‘Naxalbari Ki Chingari Ko Har Gaon Aur Shehr Mein Faila Do’ (Spread the flame of Naxalbari in every village and city), ‘Uphold People’s Power In Nepal’. Jayaram says he’s even encountered political messages made from cow-dung in Dibrugarh but says he would rather “keep it pretty and not turn activist about it.” The ‘Indian scene’ is inspired by the established traditions of the West. ‘Banksy’ is an English street artist whose satirical pieces comments on politics and culture. He is famous but his identity, in true graphic artist tradition, is shadowy.Arora says the graphic art is actually about having a relationship with one’s space. "Unlike rural areas or the outdoors, where there’s a relationship with the outside, when you live in a city like Delhi there is no sense of personal space. It’s defensive and confining. That makes you ‘react’ through expressions like these. Since you can’t change the way the city is evolving, you find your nooks and crannies under flyovers."
|We read you:A love-struck Romeo gives vent to his tormented soul, making a biker stop and take notice. Photo by: Ronjoy Gogoi/ HT|
Mumbai-based 30-year-old ‘R3flux’ (pronounced Re-flux), a graphic designer by profession, recounts an instance in Frazer Town in Bangalore when he was painting on a home-office wall. “They threatened to take me to the cops. So, for the next few hours, I was slogging it out with turpentine instead of doing graffiti.” He, however, feels the Indian version would probably veer more towards being ‘reverse graffiti’ — creating graffiti by removing dirt on the surfaces.
The movement is indeed largely on the fringes. Indian youth sometimes make it a mission to beautify their spaces. ‘The Wall Project’, for instance, headed by Mumbai’s Dhanya Pilo, filmmaker-visual jockey, has become stand-ins for municipal bodies – cleaning gardens and walls. “Municipal bodies are responsible for public spaces but they don’t have time to work on ideas like building ownership. We are open to it.”

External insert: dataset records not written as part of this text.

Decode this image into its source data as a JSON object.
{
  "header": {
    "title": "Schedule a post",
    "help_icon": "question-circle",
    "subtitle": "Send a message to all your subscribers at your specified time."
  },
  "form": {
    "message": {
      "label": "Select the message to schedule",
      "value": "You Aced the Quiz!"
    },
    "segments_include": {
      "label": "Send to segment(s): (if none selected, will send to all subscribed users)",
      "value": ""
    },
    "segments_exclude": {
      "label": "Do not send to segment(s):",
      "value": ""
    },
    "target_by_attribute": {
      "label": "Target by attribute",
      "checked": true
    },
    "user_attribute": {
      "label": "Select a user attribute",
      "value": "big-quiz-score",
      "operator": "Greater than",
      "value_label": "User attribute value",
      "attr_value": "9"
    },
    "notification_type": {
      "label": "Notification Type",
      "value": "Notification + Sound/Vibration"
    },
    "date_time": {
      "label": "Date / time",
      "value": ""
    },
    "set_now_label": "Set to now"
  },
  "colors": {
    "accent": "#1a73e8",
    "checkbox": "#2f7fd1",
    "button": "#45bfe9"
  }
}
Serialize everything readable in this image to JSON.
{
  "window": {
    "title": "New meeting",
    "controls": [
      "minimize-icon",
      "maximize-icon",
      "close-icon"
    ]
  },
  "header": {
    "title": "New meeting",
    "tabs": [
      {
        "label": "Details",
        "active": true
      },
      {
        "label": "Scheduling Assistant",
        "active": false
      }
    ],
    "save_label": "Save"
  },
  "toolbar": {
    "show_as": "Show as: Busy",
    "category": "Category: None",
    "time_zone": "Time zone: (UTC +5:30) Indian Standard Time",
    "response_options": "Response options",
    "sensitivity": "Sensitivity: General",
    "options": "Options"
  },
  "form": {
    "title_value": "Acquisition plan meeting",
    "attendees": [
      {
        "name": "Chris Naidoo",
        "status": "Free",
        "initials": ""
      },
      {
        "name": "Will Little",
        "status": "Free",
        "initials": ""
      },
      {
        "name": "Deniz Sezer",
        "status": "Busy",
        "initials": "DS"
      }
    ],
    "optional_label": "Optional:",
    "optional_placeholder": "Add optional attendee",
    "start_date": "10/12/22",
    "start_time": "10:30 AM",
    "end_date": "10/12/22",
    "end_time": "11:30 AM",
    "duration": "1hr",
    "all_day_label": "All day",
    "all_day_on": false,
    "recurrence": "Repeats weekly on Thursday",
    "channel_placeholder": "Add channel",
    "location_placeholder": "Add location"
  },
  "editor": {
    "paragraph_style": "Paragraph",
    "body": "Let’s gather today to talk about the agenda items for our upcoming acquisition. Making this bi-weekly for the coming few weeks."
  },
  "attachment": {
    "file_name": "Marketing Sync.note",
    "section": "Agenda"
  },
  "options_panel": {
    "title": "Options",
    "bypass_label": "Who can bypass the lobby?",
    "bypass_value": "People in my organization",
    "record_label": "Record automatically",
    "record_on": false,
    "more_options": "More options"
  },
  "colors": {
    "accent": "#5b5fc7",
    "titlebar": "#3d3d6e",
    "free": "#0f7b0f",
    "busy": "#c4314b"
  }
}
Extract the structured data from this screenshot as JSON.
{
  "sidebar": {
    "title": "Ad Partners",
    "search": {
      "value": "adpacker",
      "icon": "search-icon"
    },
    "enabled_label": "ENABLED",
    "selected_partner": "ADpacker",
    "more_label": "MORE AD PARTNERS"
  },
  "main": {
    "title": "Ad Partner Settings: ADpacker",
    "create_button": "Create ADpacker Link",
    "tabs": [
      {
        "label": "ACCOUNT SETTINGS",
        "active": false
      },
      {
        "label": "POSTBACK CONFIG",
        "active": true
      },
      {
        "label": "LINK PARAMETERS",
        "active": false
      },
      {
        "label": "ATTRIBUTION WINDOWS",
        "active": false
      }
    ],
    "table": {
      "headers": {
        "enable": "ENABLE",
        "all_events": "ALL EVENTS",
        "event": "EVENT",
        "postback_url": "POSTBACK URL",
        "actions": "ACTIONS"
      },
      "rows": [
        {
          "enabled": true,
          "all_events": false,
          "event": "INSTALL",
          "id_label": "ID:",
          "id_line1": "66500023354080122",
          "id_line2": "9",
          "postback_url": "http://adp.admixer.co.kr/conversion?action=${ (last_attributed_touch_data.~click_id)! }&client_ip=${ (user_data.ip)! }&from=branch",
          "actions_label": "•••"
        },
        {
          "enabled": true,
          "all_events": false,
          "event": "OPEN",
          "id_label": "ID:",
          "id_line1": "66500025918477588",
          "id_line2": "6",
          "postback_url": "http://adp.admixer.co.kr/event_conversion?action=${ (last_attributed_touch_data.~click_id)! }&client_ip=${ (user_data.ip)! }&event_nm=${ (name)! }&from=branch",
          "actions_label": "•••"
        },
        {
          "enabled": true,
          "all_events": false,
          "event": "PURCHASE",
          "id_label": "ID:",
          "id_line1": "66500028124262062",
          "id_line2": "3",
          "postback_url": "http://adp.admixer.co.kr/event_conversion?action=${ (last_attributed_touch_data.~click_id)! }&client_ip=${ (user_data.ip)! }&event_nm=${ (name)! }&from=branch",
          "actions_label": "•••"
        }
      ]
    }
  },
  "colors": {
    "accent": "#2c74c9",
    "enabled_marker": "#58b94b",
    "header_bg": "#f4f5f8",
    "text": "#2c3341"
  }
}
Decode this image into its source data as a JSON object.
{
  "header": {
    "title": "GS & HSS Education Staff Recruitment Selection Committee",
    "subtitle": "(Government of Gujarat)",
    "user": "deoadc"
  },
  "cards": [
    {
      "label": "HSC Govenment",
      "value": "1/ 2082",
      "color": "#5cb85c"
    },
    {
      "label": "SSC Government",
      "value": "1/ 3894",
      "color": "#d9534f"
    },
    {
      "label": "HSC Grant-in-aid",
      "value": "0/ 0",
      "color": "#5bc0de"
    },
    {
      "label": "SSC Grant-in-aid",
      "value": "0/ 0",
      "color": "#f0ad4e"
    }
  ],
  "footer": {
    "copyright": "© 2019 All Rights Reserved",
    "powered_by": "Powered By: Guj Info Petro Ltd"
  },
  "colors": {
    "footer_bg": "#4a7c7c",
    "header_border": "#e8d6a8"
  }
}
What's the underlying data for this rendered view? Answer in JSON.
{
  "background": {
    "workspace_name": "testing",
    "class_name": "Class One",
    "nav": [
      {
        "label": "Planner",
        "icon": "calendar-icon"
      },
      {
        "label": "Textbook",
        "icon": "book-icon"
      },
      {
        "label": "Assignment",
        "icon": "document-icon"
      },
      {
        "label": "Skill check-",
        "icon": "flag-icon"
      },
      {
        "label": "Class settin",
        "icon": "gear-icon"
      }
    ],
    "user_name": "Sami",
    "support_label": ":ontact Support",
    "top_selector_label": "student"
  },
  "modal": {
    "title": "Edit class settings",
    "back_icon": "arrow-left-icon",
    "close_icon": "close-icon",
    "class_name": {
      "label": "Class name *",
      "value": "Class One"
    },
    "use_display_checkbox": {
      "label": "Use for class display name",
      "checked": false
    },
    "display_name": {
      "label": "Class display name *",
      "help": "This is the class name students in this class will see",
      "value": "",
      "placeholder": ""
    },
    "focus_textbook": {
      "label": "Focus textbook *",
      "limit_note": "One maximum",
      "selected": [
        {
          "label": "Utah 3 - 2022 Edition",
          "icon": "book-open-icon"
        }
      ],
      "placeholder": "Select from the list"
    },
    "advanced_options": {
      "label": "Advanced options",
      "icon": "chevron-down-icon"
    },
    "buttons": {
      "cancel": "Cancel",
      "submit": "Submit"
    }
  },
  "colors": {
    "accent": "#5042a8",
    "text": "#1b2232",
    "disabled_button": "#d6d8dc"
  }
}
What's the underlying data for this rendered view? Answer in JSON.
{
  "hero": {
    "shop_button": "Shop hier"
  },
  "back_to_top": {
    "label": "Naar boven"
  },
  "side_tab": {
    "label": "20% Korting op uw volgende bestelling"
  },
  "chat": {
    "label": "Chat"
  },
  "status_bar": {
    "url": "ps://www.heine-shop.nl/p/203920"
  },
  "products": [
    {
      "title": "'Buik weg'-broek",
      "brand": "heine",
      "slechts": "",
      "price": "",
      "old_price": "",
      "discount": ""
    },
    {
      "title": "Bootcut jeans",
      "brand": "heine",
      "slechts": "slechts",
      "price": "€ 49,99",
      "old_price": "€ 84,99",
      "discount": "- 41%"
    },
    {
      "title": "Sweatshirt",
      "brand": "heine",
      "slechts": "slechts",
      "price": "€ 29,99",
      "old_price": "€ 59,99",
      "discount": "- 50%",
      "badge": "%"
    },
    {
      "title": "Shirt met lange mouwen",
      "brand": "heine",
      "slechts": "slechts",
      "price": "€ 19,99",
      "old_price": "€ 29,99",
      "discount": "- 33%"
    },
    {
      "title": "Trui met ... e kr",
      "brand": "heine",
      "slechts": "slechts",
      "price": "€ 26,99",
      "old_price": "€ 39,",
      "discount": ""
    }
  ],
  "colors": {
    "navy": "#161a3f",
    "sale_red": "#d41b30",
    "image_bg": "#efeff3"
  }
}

Jonas is not about to give up though. “Stuff is definitely happening here. With acts like Snoop Dogg featured in the soundtrack of Singh is King, crossover mixes of American style rap with Hindi pop, it’s just a matter of time when more people will be involved,” R3flux agrees, “It’s a fall-out of the hip hop scene, wearing jeans that are nearly falling off, rap music, the gangster culture etc.” For a graphic artist, all this is part of the charm.